The FDA approved Carl Zeiss Meditec’s laser for the treatment of myopia, or nearsightedness, in patients aged 22 and older.
The VisuMax Femtosecond Laser corrects myopia by removing eye tissue to permanently reshape the cornea. A femtosecond laser delivers very quick, short pulses of light to make incisions in the cornea, resulting in a disc-shaped piece that is removed through a small cut in the corneal surface, the FDA said in a statement. The minimally invasive procedure is known as small incision lenticule extraction (SMILE).
“With the FDA approval of the VisuMax SMILE procedure, US surgeons now have a new premium laser eye surgery option for their practice and can offer the benefits of SMILE to their patients. The VisuMax SMILE procedure from ZEISS … has the potential to revitalize and grow the entire US refractive surgery market,” said Jim Mazzo, global president of ophthalmic devices, and president and CEO of the Zeiss’ U.S. organization, in a statement.
All but one patient in a 328-patient clinical study had uncorrected visual acuity of 20/40 or better 6 months after the procedure, according to the FDA statement. And 88% had 20/20 vision or better at the 6-month mark.
Some common complications that followed surgery include dry eye, moderate to severe glare and moderate to severe halos, the FDA said. These are complications that can come after Laser-Assisted In Situ Keratomileusis, or LASIK, another surgery to change the cornea’s shape, which has been in use since 1998. Zeiss manufactures two lasers that are FDA-approved for LASIK.

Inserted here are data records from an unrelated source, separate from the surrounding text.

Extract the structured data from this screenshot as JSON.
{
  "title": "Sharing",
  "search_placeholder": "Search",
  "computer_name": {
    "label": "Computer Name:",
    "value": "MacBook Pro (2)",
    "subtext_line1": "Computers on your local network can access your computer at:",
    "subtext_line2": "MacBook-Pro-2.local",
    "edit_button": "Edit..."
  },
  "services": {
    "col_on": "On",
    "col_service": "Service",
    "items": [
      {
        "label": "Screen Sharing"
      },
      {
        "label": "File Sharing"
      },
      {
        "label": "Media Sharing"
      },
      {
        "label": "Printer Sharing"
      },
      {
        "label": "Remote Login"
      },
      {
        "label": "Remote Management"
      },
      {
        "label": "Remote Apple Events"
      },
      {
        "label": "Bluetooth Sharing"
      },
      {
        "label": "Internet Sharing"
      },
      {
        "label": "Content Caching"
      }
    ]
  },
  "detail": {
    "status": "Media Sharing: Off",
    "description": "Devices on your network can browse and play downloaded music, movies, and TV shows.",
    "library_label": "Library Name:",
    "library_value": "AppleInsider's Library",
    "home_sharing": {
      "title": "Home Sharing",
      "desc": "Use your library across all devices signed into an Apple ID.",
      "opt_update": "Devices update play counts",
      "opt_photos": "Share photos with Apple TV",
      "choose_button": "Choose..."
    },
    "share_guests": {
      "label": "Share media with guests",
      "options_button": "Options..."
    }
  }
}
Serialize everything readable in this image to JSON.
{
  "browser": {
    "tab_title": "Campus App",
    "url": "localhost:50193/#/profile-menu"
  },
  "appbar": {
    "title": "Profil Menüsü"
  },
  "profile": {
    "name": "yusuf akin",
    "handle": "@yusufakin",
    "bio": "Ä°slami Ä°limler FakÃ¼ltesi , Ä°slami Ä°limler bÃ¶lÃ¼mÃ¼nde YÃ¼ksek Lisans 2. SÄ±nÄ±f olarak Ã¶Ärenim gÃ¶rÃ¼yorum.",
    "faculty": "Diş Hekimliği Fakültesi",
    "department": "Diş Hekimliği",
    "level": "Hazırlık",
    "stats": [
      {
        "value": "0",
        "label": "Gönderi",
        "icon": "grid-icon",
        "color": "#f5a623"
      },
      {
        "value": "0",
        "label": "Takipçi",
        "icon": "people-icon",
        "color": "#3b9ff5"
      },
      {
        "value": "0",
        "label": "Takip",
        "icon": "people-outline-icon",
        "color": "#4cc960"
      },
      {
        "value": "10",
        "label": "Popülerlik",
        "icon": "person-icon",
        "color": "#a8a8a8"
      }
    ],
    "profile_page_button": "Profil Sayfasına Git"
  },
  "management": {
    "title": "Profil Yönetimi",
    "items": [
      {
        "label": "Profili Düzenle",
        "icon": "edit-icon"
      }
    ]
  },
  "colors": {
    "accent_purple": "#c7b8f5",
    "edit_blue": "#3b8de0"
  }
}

Unlike LASIK, which requires a flap to be cut into the cornea and folded back, SMILE is a flapless procedure, Zeiss said in the statement. This means that the outer layer of the cornea stays mostly intact, which leads to fast visual recovery.